§ **WHAT YOU WILL DO**:
Across the data below, in how many lines does the word "header" appear? Give only the number.

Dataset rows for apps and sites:
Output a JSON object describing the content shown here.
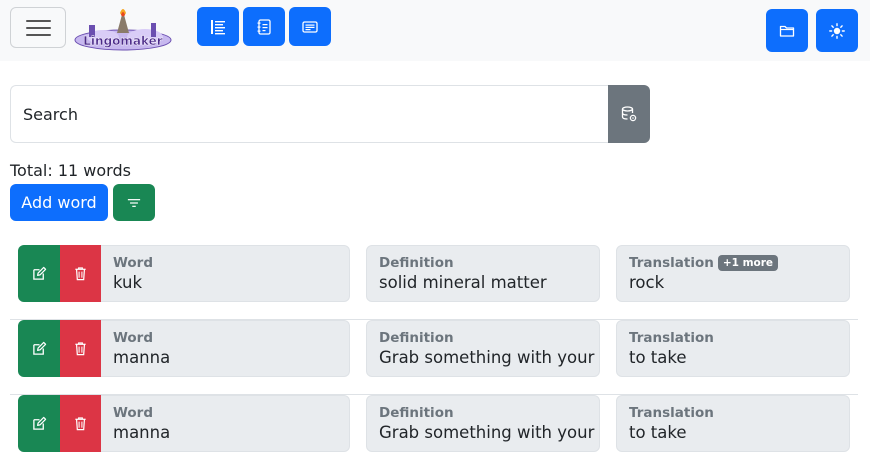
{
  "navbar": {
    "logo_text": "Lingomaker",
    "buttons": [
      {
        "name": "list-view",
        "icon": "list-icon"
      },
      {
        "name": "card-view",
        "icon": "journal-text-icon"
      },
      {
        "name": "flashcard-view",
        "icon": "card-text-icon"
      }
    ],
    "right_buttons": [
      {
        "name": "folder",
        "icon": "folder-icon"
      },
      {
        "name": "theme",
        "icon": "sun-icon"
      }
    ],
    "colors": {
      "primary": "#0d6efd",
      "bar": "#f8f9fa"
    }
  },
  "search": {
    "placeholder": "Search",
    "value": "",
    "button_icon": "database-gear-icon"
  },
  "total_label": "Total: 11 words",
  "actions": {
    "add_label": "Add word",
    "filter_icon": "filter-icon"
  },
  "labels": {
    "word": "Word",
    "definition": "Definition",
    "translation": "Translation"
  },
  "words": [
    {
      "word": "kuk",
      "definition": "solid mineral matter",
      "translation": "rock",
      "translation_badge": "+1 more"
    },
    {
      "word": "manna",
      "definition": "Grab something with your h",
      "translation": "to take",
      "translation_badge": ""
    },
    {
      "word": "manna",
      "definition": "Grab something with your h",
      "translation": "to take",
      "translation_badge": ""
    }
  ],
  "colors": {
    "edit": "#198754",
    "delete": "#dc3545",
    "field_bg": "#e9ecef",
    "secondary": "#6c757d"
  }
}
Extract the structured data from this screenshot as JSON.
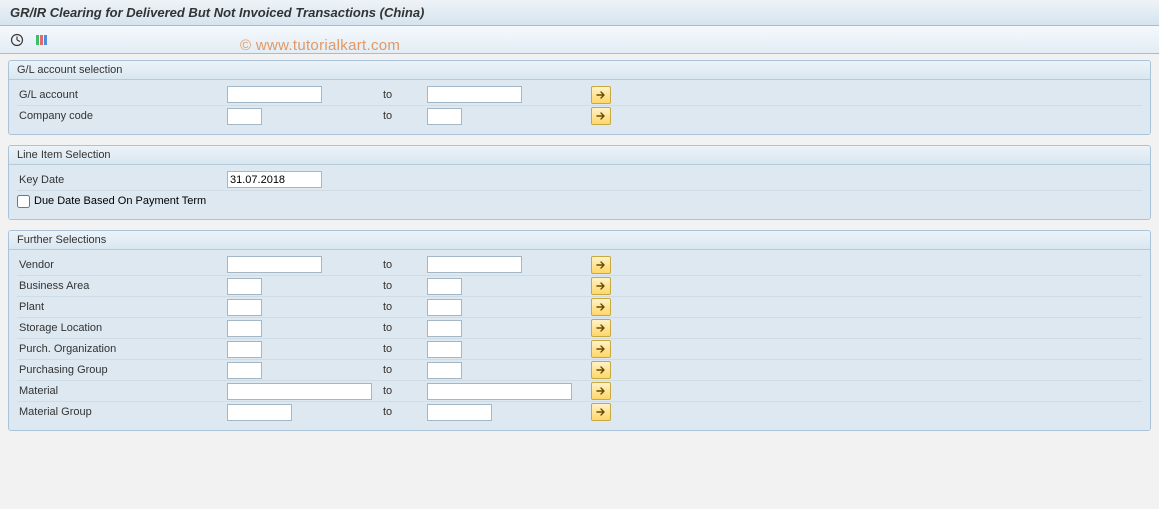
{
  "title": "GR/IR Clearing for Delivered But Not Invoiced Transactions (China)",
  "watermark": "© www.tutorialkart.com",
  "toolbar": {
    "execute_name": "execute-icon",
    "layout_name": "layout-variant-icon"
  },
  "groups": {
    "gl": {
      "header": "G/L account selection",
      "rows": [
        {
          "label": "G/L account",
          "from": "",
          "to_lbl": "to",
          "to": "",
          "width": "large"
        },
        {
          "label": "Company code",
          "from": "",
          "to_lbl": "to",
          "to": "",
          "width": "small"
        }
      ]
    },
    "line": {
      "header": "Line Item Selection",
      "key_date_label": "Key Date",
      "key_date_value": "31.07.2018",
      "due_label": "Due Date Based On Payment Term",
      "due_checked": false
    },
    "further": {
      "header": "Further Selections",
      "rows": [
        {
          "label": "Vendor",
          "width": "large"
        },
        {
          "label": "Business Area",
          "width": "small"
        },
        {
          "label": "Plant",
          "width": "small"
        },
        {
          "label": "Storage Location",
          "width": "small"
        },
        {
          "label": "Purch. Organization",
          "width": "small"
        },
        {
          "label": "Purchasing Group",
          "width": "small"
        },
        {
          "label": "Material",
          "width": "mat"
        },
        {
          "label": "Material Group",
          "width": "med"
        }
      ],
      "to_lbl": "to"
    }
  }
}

§ **SOLUTION TO THE EXERCISE**:
3